(Data excerpts Opens)
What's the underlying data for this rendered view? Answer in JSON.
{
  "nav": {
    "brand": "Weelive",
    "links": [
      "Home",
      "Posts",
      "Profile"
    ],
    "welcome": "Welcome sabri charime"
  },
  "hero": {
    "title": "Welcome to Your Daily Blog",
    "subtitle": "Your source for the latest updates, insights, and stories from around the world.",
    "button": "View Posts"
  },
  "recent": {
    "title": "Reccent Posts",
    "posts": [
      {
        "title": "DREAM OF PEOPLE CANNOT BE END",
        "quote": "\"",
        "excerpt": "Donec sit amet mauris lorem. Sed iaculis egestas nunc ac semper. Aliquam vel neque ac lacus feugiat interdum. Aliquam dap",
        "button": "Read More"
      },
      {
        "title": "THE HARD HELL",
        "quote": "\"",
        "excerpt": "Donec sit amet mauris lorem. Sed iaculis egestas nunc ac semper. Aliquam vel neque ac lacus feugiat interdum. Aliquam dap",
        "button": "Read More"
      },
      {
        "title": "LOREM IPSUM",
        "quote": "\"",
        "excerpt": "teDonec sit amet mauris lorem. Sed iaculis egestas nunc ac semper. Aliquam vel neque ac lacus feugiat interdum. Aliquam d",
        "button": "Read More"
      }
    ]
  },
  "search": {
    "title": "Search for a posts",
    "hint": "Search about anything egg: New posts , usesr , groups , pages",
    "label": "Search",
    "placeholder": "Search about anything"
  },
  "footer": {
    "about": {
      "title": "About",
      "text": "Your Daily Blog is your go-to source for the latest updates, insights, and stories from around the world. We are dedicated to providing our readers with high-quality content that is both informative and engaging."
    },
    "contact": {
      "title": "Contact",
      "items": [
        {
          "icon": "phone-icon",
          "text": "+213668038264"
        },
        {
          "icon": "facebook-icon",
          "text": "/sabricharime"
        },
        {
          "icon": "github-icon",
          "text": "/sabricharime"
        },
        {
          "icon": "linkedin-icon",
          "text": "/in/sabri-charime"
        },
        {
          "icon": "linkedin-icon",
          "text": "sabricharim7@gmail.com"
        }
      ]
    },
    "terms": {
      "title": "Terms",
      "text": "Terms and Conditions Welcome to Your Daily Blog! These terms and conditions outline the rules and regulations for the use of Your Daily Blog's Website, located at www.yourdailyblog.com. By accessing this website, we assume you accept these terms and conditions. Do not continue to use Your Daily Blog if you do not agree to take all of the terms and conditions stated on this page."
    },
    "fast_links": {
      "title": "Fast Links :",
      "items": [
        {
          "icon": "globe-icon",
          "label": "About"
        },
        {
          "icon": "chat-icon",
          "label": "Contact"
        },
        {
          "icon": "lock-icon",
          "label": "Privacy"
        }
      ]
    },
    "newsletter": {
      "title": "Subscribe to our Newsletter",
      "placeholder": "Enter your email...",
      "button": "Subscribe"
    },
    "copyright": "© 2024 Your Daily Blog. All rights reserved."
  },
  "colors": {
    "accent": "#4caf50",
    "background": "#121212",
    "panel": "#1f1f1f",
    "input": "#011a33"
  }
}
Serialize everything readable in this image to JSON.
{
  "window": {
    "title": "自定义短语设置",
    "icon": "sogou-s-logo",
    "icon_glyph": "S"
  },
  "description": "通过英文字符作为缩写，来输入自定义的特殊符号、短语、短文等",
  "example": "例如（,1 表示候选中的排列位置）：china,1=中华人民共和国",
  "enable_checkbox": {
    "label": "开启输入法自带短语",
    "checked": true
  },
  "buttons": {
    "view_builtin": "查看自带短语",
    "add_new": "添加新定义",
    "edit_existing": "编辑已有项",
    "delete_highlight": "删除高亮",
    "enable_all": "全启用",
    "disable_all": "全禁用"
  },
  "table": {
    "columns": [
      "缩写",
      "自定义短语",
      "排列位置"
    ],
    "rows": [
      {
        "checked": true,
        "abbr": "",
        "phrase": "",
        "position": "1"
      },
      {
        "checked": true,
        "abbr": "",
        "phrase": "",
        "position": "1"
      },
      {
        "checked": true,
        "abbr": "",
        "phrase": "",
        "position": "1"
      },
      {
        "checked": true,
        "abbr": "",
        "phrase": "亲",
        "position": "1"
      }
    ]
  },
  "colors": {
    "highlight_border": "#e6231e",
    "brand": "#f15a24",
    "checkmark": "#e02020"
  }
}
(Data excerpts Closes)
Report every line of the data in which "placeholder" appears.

Answer area —
    "placeholder": "Search about anything"
      "placeholder": "Enter your email...",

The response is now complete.